What you need to do =>
Please repeat the records exactly, keeping the pictures out.

Page and application data records =>
..............................

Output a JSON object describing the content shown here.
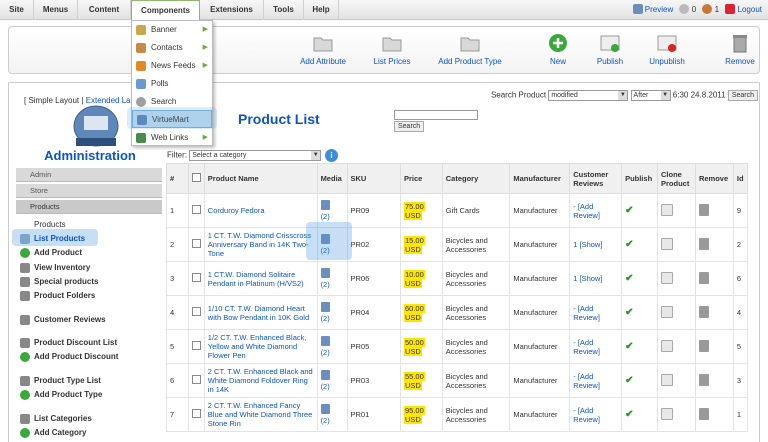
{
  "menubar": {
    "items": [
      "Site",
      "Menus",
      "Content",
      "Components",
      "Extensions",
      "Tools",
      "Help"
    ],
    "preview": "Preview",
    "messages": "0",
    "users": "1",
    "logout": "Logout"
  },
  "components_menu": [
    {
      "label": "Banner",
      "icon": "banner-icon",
      "submenu": true
    },
    {
      "label": "Contacts",
      "icon": "contacts-icon",
      "submenu": true
    },
    {
      "label": "News Feeds",
      "icon": "newsfeeds-icon",
      "submenu": true
    },
    {
      "label": "Polls",
      "icon": "polls-icon",
      "submenu": false
    },
    {
      "label": "Search",
      "icon": "search-icon",
      "submenu": false
    },
    {
      "label": "VirtueMart",
      "icon": "virtuemart-icon",
      "submenu": false
    },
    {
      "label": "Web Links",
      "icon": "weblinks-icon",
      "submenu": true
    }
  ],
  "toolbar": {
    "buttons": [
      "Add Attribute",
      "List Prices",
      "Add Product Type",
      "New",
      "Publish",
      "Unpublish",
      "Remove"
    ]
  },
  "layout_links": {
    "simple": "[ Simple Layout |",
    "extended": "Extended La"
  },
  "sidebar": {
    "title": "Administration",
    "sections": [
      "Admin",
      "Store",
      "Products"
    ],
    "products_label": "Products",
    "items": [
      "List Products",
      "Add Product",
      "View Inventory",
      "Special products",
      "Product Folders",
      "Customer Reviews",
      "Product Discount List",
      "Add Product Discount",
      "Product Type List",
      "Add Product Type",
      "List Categories",
      "Add Category"
    ]
  },
  "page_title": "Product List",
  "search": {
    "label": "Search Product",
    "field": "modified",
    "when": "After",
    "date": "6:30 24.8.2011",
    "button": "Search",
    "button2": "Search"
  },
  "filter": {
    "label": "Filter:",
    "value": "Select a category"
  },
  "table": {
    "headers": [
      "#",
      "",
      "Product Name",
      "Media",
      "SKU",
      "Price",
      "Category",
      "Manufacturer",
      "Customer Reviews",
      "Publish",
      "Clone Product",
      "Remove",
      "Id"
    ],
    "rows": [
      {
        "n": "1",
        "name": "Corduroy Fedora",
        "media": "(2)",
        "sku": "PR09",
        "price": "75.00",
        "cur": "USD",
        "cat": "Gift Cards",
        "manu": "Manufacturer",
        "rev1": "- [Add",
        "rev2": "Review]",
        "id": "9"
      },
      {
        "n": "2",
        "name": "1 CT. T.W. Diamond Crisscross Anniversary Band in 14K Two-Tone",
        "media": "(2)",
        "sku": "PR02",
        "price": "15.00",
        "cur": "USD",
        "cat": "Bicycles and Accessories",
        "manu": "Manufacturer",
        "rev1": "1 [Show]",
        "rev2": "",
        "id": "2"
      },
      {
        "n": "3",
        "name": "1 CT.W. Diamond Solitaire Pendant in Platinum (H/VS2)",
        "media": "(2)",
        "sku": "PR06",
        "price": "10.00",
        "cur": "USD",
        "cat": "Bicycles and Accessories",
        "manu": "Manufacturer",
        "rev1": "1 [Show]",
        "rev2": "",
        "id": "6"
      },
      {
        "n": "4",
        "name": "1/10 CT. T.W. Diamond Heart with Bow Pendant in 10K Gold",
        "media": "(2)",
        "sku": "PR04",
        "price": "60.00",
        "cur": "USD",
        "cat": "Bicycles and Accessories",
        "manu": "Manufacturer",
        "rev1": "- [Add",
        "rev2": "Review]",
        "id": "4"
      },
      {
        "n": "5",
        "name": "1/2 CT. T.W. Enhanced Black, Yellow and White Diamond Flower Pen",
        "media": "(2)",
        "sku": "PR05",
        "price": "50.00",
        "cur": "USD",
        "cat": "Bicycles and Accessories",
        "manu": "Manufacturer",
        "rev1": "- [Add",
        "rev2": "Review]",
        "id": "5"
      },
      {
        "n": "6",
        "name": "2 CT. T.W. Enhanced Black and White Diamond Foldover Ring in 14K",
        "media": "(2)",
        "sku": "PR03",
        "price": "55.00",
        "cur": "USD",
        "cat": "Bicycles and Accessories",
        "manu": "Manufacturer",
        "rev1": "- [Add",
        "rev2": "Review]",
        "id": "3"
      },
      {
        "n": "7",
        "name": "2 CT. T.W. Enhanced Fancy Blue and White Diamond Three Stone Rin",
        "media": "(2)",
        "sku": "PR01",
        "price": "95.00",
        "cur": "USD",
        "cat": "Bicycles and Accessories",
        "manu": "Manufacturer",
        "rev1": "- [Add",
        "rev2": "Review]",
        "id": "1"
      }
    ]
  },
  "colors": {
    "accent": "#0b55c4",
    "price_highlight": "#ffe600",
    "publish_check": "#1e9a1e",
    "highlight": "#4696dc"
  }
}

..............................

Answer space =>
Output a JSON object describing the content shown here.
{
  "menubar": {
    "items": [
      "Site",
      "Menus",
      "Content",
      "Components",
      "Extensions",
      "Tools",
      "Help"
    ],
    "preview": "Preview",
    "messages": "0",
    "users": "1",
    "logout": "Logout"
  },
  "components_menu": [
    {
      "label": "Banner",
      "icon": "banner-icon",
      "submenu": true
    },
    {
      "label": "Contacts",
      "icon": "contacts-icon",
      "submenu": true
    },
    {
      "label": "News Feeds",
      "icon": "newsfeeds-icon",
      "submenu": true
    },
    {
      "label": "Polls",
      "icon": "polls-icon",
      "submenu": false
    },
    {
      "label": "Search",
      "icon": "search-icon",
      "submenu": false
    },
    {
      "label": "VirtueMart",
      "icon": "virtuemart-icon",
      "submenu": false
    },
    {
      "label": "Web Links",
      "icon": "weblinks-icon",
      "submenu": true
    }
  ],
  "toolbar": {
    "buttons": [
      "Add Attribute",
      "List Prices",
      "Add Product Type",
      "New",
      "Publish",
      "Unpublish",
      "Remove"
    ]
  },
  "layout_links": {
    "simple": "[ Simple Layout |",
    "extended": "Extended La"
  },
  "sidebar": {
    "title": "Administration",
    "sections": [
      "Admin",
      "Store",
      "Products"
    ],
    "products_label": "Products",
    "items": [
      "List Products",
      "Add Product",
      "View Inventory",
      "Special products",
      "Product Folders",
      "Customer Reviews",
      "Product Discount List",
      "Add Product Discount",
      "Product Type List",
      "Add Product Type",
      "List Categories",
      "Add Category"
    ]
  },
  "page_title": "Product List",
  "search": {
    "label": "Search Product",
    "field": "modified",
    "when": "After",
    "date": "6:30 24.8.2011",
    "button": "Search",
    "button2": "Search"
  },
  "filter": {
    "label": "Filter:",
    "value": "Select a category"
  },
  "table": {
    "headers": [
      "#",
      "",
      "Product Name",
      "Media",
      "SKU",
      "Price",
      "Category",
      "Manufacturer",
      "Customer Reviews",
      "Publish",
      "Clone Product",
      "Remove",
      "Id"
    ],
    "rows": [
      {
        "n": "1",
        "name": "Corduroy Fedora",
        "media": "(2)",
        "sku": "PR09",
        "price": "75.00",
        "cur": "USD",
        "cat": "Gift Cards",
        "manu": "Manufacturer",
        "rev1": "- [Add",
        "rev2": "Review]",
        "id": "9"
      },
      {
        "n": "2",
        "name": "1 CT. T.W. Diamond Crisscross Anniversary Band in 14K Two-Tone",
        "media": "(2)",
        "sku": "PR02",
        "price": "15.00",
        "cur": "USD",
        "cat": "Bicycles and Accessories",
        "manu": "Manufacturer",
        "rev1": "1 [Show]",
        "rev2": "",
        "id": "2"
      },
      {
        "n": "3",
        "name": "1 CT.W. Diamond Solitaire Pendant in Platinum (H/VS2)",
        "media": "(2)",
        "sku": "PR06",
        "price": "10.00",
        "cur": "USD",
        "cat": "Bicycles and Accessories",
        "manu": "Manufacturer",
        "rev1": "1 [Show]",
        "rev2": "",
        "id": "6"
      },
      {
        "n": "4",
        "name": "1/10 CT. T.W. Diamond Heart with Bow Pendant in 10K Gold",
        "media": "(2)",
        "sku": "PR04",
        "price": "60.00",
        "cur": "USD",
        "cat": "Bicycles and Accessories",
        "manu": "Manufacturer",
        "rev1": "- [Add",
        "rev2": "Review]",
        "id": "4"
      },
      {
        "n": "5",
        "name": "1/2 CT. T.W. Enhanced Black, Yellow and White Diamond Flower Pen",
        "media": "(2)",
        "sku": "PR05",
        "price": "50.00",
        "cur": "USD",
        "cat": "Bicycles and Accessories",
        "manu": "Manufacturer",
        "rev1": "- [Add",
        "rev2": "Review]",
        "id": "5"
      },
      {
        "n": "6",
        "name": "2 CT. T.W. Enhanced Black and White Diamond Foldover Ring in 14K",
        "media": "(2)",
        "sku": "PR03",
        "price": "55.00",
        "cur": "USD",
        "cat": "Bicycles and Accessories",
        "manu": "Manufacturer",
        "rev1": "- [Add",
        "rev2": "Review]",
        "id": "3"
      },
      {
        "n": "7",
        "name": "2 CT. T.W. Enhanced Fancy Blue and White Diamond Three Stone Rin",
        "media": "(2)",
        "sku": "PR01",
        "price": "95.00",
        "cur": "USD",
        "cat": "Bicycles and Accessories",
        "manu": "Manufacturer",
        "rev1": "- [Add",
        "rev2": "Review]",
        "id": "1"
      }
    ]
  },
  "colors": {
    "accent": "#0b55c4",
    "price_highlight": "#ffe600",
    "publish_check": "#1e9a1e",
    "highlight": "#4696dc"
  }
}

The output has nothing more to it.